The earliest form of hunting involved, as far as the experts can tell, involved weapons like spears or bow and arrows shot from a distance. Believe it or not, our ancestors caught their food using the same method we use to catch the bus to work when we’re late. We ran after it. Before he learned to use long range weapons, early man had no other way of catching his dinner than being persistent and wearing it down over a long trek, sometimes even in the oppressive midday heat.
Some early hunters would chase antelope over 20 miles in heat over 100 degrees. Persistence hunting would be the order of the day. African hunters would chase a Kudu, which is an early version of the antelope, by startling the animal so it ran away. They would chase the beast at a fast pace, and, while the faster Kudu would always be further ahead, the hunters would catch up to it when it took time to rest in the shade. The hunter would eventually finish the animal off with a spear, but not until he was at close range. This type of hunting is still practised in Southern Africa.
With changes in human society, hunting evolved. As we began to grow our own food and keep animals, hunting became a specialized task. Not just the traditional masculine endeavour anymore, hunting became a specific duty with tradesmen acquiring precise training. The other trend was hunting becoming the sport and leisure domain of the upper classes. It was here that the English word ‘game’ became common.
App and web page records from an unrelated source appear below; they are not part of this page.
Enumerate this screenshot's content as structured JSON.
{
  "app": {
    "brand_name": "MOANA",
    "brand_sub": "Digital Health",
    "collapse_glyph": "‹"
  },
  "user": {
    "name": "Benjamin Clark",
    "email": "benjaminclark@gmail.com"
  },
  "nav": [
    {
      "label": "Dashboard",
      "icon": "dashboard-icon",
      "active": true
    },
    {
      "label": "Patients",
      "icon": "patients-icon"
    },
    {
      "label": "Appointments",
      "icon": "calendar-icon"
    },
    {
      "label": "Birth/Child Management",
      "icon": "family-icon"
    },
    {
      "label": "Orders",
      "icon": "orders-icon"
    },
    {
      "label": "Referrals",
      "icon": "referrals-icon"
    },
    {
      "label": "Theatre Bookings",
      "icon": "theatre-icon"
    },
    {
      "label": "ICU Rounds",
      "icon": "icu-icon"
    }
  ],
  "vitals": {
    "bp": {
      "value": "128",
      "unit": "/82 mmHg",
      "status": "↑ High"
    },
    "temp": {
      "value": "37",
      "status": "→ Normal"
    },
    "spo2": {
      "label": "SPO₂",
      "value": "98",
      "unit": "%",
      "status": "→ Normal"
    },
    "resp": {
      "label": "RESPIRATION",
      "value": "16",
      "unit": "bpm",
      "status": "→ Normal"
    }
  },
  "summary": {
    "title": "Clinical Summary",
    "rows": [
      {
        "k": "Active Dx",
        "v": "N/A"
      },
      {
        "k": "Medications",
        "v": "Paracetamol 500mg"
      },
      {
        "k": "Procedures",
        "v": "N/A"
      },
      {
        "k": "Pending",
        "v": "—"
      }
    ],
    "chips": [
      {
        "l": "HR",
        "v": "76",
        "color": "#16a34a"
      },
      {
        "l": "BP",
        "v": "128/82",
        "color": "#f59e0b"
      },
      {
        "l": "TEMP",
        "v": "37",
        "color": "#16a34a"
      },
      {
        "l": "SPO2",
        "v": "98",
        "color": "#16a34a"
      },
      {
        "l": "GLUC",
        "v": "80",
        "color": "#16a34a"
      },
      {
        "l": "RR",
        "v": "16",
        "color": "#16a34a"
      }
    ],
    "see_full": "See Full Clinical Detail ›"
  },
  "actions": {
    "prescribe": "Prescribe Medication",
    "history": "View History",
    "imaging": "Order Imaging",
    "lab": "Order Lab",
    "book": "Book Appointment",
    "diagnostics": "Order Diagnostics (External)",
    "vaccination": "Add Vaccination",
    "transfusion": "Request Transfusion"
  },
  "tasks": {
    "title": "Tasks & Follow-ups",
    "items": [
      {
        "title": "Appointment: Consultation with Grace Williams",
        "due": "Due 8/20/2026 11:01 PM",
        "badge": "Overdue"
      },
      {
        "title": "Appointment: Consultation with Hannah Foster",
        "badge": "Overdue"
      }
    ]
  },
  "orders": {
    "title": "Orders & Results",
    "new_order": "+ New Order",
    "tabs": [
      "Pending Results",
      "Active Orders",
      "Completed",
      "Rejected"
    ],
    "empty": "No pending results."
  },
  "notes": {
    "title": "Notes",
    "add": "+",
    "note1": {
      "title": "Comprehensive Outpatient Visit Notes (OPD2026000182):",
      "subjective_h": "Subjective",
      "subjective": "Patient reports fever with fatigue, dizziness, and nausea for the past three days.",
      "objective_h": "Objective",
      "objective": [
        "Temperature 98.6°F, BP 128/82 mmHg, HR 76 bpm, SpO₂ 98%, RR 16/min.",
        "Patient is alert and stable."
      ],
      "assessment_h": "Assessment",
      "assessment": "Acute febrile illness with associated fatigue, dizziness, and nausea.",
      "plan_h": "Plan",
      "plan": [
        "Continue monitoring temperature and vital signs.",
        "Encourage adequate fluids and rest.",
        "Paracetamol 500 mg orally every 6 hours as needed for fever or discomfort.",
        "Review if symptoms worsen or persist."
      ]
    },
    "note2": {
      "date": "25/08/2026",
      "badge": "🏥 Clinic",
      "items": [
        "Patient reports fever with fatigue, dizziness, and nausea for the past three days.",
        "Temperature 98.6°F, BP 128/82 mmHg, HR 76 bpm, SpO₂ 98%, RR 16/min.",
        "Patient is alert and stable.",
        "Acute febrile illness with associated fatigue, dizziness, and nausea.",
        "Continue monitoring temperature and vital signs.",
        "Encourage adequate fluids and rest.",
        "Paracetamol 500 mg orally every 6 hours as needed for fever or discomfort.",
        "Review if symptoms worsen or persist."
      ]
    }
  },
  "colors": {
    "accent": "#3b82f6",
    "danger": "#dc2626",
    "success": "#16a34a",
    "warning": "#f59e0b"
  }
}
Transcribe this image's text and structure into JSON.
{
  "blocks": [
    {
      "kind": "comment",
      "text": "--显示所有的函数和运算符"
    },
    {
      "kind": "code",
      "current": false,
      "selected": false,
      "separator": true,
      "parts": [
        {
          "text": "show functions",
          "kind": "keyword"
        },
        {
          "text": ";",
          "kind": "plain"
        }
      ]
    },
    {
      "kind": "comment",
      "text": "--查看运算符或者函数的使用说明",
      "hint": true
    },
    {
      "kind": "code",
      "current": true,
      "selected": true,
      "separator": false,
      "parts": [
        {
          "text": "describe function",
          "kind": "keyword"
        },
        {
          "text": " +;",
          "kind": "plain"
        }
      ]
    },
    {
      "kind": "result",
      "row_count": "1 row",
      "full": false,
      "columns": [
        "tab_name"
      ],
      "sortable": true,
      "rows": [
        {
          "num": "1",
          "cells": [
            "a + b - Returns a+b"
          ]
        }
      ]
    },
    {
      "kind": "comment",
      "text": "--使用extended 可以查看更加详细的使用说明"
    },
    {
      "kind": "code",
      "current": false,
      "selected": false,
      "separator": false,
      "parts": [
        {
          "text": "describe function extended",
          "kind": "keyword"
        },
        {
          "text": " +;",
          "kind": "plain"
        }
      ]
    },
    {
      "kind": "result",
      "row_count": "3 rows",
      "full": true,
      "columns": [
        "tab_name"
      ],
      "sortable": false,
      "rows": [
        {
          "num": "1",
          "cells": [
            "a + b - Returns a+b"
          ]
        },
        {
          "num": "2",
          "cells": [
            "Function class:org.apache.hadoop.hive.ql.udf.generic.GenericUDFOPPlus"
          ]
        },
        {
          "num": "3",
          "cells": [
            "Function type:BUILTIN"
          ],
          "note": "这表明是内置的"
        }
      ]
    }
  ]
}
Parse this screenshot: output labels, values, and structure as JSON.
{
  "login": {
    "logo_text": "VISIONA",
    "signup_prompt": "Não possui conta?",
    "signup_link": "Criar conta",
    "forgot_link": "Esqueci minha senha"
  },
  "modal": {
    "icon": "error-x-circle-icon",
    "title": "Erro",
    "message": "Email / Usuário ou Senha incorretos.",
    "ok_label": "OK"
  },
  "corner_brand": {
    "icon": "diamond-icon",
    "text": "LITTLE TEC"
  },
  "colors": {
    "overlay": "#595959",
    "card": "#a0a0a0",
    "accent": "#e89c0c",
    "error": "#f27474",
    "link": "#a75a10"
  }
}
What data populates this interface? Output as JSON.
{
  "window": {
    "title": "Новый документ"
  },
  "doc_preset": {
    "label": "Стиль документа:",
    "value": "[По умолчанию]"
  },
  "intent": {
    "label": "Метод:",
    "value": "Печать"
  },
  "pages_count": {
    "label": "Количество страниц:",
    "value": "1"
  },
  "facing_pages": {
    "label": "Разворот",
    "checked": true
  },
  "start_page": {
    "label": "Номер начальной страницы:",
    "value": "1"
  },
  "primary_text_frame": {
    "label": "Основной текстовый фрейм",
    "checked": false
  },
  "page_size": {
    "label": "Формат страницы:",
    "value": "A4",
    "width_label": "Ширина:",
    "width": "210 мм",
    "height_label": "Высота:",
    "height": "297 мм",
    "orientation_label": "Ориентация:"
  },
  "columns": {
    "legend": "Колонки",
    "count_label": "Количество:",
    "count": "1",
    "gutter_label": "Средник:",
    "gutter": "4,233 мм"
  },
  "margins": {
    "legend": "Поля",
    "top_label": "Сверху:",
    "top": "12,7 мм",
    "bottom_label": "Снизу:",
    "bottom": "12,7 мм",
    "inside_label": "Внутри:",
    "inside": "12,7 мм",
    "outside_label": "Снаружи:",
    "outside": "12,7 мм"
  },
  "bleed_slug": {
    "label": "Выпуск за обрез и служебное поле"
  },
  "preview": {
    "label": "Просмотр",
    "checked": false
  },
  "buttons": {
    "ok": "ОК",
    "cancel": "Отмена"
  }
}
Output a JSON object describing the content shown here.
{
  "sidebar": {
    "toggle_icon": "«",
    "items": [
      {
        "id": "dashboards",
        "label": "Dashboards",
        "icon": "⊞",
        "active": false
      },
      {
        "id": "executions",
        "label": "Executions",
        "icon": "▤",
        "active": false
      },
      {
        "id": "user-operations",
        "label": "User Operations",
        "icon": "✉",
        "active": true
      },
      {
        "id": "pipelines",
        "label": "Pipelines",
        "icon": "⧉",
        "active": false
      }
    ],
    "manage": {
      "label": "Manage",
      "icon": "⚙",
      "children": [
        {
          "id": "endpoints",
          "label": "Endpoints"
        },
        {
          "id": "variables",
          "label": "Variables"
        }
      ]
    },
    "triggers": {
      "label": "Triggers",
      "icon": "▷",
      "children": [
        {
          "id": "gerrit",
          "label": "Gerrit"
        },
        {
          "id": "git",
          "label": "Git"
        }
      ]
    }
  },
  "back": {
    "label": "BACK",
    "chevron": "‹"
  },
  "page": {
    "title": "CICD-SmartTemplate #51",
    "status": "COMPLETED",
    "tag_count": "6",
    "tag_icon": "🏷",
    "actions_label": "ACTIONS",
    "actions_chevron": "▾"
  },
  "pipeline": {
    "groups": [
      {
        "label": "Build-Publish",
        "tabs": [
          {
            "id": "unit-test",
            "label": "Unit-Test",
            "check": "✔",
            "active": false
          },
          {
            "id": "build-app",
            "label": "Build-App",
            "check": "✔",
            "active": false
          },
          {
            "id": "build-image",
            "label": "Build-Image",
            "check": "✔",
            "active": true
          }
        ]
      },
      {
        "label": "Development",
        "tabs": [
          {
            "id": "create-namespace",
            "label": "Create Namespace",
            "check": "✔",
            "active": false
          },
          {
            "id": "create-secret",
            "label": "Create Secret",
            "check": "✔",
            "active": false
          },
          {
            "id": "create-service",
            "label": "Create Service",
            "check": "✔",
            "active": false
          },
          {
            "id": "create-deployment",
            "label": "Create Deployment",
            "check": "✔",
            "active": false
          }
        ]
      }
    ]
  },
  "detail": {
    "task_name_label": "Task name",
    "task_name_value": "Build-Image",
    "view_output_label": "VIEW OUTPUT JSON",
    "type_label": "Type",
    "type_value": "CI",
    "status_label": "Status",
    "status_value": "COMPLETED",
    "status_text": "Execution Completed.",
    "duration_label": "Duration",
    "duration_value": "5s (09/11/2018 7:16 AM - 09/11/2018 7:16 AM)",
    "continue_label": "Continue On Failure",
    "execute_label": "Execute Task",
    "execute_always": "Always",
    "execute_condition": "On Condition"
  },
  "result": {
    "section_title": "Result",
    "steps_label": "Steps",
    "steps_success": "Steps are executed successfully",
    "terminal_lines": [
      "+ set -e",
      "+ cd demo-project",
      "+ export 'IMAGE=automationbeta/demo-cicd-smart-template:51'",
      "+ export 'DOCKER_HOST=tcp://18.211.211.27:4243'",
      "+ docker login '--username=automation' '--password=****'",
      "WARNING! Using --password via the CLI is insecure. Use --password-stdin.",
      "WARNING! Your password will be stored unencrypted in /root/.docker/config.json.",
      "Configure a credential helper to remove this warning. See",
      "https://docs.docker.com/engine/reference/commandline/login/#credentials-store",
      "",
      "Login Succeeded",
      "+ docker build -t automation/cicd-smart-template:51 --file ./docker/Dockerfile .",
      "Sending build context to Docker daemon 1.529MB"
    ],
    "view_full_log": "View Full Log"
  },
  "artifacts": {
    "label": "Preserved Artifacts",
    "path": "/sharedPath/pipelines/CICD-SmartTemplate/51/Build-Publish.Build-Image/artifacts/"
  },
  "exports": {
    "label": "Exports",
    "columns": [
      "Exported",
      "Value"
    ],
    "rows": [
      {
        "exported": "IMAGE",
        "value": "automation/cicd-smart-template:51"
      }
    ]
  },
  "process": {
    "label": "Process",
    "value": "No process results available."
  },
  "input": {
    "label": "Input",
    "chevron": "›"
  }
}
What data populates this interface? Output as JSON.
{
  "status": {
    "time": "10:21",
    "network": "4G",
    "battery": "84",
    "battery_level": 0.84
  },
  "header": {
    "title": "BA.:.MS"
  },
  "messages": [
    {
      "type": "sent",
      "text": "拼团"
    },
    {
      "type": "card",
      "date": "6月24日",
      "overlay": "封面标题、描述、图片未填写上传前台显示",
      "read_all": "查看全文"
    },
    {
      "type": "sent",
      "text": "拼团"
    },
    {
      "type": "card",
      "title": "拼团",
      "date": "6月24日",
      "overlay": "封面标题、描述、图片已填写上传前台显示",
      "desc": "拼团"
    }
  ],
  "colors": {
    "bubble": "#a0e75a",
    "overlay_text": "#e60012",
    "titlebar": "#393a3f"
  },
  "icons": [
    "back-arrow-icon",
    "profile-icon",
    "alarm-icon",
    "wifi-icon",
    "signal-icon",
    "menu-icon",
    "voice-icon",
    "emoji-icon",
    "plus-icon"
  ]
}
Hunting has had other effects on our modern society as well. Various animals have been used to aid the hunter, but none has become as important to us as the dog. The use of the ancestors of the wolf to retrieve prey and be our loyal companions has set the dog apart. Its domestication, which took thousands of years, is considered a remarkable accomplishment. The tie between hunting man and dog goes so far back that the very word for hunting in ancient Greek is derived from the word dog.
Perhaps the most famous type of hunting is the safari, which was popularized by the American author Ernest Hemingway. The word itself is from the Swahili, meaning long journey, and the most common type of safari occurs in Africa. It was frequently several days or weeks of camping while stalking or hunting big game, but in a more modern sense, it also encompassed trips through African national parks to hunt or watch the big game.
Unlike their predecessors who ran their prey down years before, the modern African hunter often acquires a special licence and enlists the aid of local professionals. There is even a type of modern safari where no animals are killed. The photo-safari is exactly what its name implies and a Polish photographer first used the term ‘bloodless hunt’.